All of these streets score the maximum of 50 in the speeding category. I’m boiling down the math a bit, but if your street scores a 50, that means that the cars in the 85th percentile are going at least 10 miles over the 35 mph speed limit.
But even if your street scores high, it still takes 75 percent of residents in the area to approve traffic calming. It doesn’t always happen. In one case, on Laurel Hills Road, residents endorsed traffic calming by a three-quarter majority only to see the plan halted. Tempers ran so high in that neighborhood that opponents of the projects alleged that signatures on the petition had been trumped up. The city dropped it.
Speeding often ranks low on a city’s list of social ills – so common that it’s impossible to wipe out completely, a problem that requires a death to get anyone’s attention.
But here’s a number from a think tank called the Center for Problem-Oriented Policing that grabs me: The impact of a crash on a human body rises the faster you’re going – by a third between 30 mph and 35 mph.
So if you hit a pedestrian with your car, you hit him 33 percent harder by going 5 mph faster. And just to illustrate the value of those 5 mph, let’s say you drive the 6.7 miles from Triangle Town Center to the Costco on Wake Forest Road at 35 mph rather than 30 mph.
By my math, you’ve saved a minute and 55 seconds.
Pondering that, let’s return to Osborne’s incident with the station wagon that nearly hit her daughter at the bus stop. The next day, Osborne flagged down the same woman, who drove off before she could protest.
“I gave her the stink eye,” she said. “Every time I saw her driving down our street.”

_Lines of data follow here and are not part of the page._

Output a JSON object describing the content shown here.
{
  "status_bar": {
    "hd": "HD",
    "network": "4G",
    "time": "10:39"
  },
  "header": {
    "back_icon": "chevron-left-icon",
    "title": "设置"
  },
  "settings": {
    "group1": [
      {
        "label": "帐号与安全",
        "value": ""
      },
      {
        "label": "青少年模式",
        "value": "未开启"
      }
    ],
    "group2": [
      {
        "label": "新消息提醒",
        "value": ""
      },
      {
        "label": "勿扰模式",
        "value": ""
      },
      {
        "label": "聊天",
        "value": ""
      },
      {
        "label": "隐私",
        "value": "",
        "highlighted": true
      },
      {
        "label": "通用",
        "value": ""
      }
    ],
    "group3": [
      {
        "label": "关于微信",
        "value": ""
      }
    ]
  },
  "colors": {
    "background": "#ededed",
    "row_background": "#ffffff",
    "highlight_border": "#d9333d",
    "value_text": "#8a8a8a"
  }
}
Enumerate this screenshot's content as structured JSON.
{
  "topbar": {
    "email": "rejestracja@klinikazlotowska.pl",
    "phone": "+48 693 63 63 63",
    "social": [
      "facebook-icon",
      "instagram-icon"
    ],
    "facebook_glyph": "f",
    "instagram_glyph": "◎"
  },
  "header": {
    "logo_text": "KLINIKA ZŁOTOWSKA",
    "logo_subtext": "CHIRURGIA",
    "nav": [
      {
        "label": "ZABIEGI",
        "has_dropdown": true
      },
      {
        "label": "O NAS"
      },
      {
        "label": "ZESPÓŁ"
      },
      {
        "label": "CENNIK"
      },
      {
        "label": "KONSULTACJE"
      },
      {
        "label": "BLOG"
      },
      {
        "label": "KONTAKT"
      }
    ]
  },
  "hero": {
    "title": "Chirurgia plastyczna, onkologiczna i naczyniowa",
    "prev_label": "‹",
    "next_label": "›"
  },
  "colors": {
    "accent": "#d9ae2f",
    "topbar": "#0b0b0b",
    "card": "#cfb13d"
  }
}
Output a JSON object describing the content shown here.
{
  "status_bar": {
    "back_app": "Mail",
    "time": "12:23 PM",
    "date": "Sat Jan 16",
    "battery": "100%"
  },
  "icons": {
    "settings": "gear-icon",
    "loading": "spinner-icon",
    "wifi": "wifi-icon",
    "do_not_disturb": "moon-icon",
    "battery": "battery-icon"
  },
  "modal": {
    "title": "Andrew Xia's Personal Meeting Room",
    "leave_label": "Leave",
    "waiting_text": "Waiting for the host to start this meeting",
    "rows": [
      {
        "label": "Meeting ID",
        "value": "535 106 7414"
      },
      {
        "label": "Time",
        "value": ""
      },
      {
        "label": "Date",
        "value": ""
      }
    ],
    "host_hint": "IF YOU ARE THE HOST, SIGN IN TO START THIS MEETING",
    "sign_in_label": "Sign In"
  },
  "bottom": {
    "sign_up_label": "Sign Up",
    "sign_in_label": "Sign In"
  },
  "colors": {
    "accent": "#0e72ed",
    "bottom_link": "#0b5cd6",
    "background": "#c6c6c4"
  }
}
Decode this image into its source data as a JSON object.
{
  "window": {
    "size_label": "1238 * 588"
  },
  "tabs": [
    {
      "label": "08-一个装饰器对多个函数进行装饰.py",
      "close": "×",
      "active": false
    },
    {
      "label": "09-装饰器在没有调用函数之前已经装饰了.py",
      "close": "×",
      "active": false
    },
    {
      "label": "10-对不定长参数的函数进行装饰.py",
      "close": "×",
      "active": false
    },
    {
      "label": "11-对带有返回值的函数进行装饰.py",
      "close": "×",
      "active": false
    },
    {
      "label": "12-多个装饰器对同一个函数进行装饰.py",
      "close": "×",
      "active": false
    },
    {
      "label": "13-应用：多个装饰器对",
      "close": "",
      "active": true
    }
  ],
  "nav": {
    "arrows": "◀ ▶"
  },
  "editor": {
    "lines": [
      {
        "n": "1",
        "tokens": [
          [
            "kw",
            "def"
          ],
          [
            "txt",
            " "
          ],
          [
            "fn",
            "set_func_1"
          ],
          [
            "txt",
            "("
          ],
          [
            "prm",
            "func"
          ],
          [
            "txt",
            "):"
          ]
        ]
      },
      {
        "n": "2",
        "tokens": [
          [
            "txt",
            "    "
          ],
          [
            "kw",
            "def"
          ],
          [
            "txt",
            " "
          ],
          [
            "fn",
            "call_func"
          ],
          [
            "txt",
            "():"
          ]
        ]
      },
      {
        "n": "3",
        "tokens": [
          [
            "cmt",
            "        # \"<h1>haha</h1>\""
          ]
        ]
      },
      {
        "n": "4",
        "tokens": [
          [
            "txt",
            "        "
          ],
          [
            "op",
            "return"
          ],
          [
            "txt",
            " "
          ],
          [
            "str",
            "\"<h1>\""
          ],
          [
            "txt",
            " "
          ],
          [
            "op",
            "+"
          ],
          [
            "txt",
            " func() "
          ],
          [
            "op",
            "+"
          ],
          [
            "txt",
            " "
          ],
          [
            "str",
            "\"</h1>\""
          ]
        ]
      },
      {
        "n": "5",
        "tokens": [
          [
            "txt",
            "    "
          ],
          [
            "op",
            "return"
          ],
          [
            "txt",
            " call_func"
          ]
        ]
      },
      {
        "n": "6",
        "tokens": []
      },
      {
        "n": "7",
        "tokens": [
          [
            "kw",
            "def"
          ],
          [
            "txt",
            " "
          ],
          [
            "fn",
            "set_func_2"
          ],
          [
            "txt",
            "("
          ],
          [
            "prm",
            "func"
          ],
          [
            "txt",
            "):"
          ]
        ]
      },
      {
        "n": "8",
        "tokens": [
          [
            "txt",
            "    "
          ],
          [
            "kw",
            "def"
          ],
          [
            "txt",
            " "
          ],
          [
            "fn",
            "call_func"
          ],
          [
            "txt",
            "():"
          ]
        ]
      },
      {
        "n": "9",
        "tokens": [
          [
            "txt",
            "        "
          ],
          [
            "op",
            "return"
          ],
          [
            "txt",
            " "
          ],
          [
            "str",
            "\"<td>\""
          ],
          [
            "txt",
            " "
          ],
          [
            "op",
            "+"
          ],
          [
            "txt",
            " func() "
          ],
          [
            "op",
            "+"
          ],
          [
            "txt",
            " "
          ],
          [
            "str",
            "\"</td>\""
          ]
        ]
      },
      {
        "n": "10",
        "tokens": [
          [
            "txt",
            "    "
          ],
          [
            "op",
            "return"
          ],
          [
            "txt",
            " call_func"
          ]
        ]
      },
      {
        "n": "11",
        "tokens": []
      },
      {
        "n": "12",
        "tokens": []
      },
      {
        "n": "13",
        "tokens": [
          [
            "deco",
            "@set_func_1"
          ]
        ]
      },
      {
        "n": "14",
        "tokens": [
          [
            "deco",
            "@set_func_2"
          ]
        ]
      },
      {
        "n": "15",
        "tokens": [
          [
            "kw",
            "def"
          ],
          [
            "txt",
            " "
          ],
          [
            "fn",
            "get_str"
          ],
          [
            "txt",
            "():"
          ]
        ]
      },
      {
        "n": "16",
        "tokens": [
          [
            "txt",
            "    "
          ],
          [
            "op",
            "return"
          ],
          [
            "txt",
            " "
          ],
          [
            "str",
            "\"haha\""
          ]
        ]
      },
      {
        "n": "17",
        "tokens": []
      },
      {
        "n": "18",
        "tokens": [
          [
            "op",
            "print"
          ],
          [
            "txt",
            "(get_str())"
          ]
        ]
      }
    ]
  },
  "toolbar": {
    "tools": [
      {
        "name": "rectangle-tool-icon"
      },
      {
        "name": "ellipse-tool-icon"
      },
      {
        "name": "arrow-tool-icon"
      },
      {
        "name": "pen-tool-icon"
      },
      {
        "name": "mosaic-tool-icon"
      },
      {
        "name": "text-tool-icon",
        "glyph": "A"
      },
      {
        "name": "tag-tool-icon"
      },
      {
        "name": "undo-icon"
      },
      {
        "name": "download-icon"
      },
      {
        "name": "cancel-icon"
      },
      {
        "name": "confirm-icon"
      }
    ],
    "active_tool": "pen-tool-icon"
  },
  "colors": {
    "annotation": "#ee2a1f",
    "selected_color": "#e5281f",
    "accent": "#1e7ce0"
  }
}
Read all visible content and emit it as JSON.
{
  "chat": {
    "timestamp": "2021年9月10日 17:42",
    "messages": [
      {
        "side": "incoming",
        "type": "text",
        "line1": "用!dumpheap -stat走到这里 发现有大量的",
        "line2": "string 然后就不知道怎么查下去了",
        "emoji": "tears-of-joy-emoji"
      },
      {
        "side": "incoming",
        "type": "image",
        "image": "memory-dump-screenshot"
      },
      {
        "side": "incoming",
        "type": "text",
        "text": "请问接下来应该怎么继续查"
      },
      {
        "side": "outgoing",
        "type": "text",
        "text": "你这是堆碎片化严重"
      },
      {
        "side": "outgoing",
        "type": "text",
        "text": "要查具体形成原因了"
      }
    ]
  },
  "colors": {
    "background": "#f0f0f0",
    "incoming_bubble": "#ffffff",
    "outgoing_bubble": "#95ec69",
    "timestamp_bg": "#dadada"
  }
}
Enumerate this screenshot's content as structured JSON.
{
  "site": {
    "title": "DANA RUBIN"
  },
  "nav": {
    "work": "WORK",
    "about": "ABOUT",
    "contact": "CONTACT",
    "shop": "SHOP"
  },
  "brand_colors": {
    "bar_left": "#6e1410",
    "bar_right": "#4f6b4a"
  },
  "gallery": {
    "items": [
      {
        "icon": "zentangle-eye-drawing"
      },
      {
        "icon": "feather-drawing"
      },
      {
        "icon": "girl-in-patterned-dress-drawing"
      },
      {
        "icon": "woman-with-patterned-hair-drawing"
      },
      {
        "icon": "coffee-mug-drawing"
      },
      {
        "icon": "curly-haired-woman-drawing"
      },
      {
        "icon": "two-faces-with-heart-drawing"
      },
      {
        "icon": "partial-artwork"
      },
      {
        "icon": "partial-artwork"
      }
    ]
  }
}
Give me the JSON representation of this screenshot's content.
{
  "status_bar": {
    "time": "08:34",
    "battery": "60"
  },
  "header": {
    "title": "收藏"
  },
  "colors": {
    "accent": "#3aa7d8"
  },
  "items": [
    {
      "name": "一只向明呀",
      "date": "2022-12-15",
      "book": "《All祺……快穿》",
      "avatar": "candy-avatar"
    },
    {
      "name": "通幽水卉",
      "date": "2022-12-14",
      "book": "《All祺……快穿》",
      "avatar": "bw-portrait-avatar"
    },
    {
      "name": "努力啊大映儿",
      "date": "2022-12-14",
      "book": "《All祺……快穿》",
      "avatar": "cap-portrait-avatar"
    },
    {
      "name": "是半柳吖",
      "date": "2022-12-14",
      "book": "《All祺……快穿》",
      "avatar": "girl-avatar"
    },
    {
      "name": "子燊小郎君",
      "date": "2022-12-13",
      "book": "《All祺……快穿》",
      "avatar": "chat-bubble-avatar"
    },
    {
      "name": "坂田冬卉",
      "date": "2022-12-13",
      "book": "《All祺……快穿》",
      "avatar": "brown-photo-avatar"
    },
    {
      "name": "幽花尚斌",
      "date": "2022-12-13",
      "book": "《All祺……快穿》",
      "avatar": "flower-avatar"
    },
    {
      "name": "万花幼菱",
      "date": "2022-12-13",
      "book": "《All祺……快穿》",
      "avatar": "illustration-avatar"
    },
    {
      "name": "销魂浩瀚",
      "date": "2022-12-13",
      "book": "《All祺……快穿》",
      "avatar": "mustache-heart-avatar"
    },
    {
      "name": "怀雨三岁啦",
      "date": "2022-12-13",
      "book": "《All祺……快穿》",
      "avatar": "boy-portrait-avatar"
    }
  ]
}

To learn more
For more information from the city of Raleigh on traffic calming and other topics related to speeding, visit bit.ly/1SursPU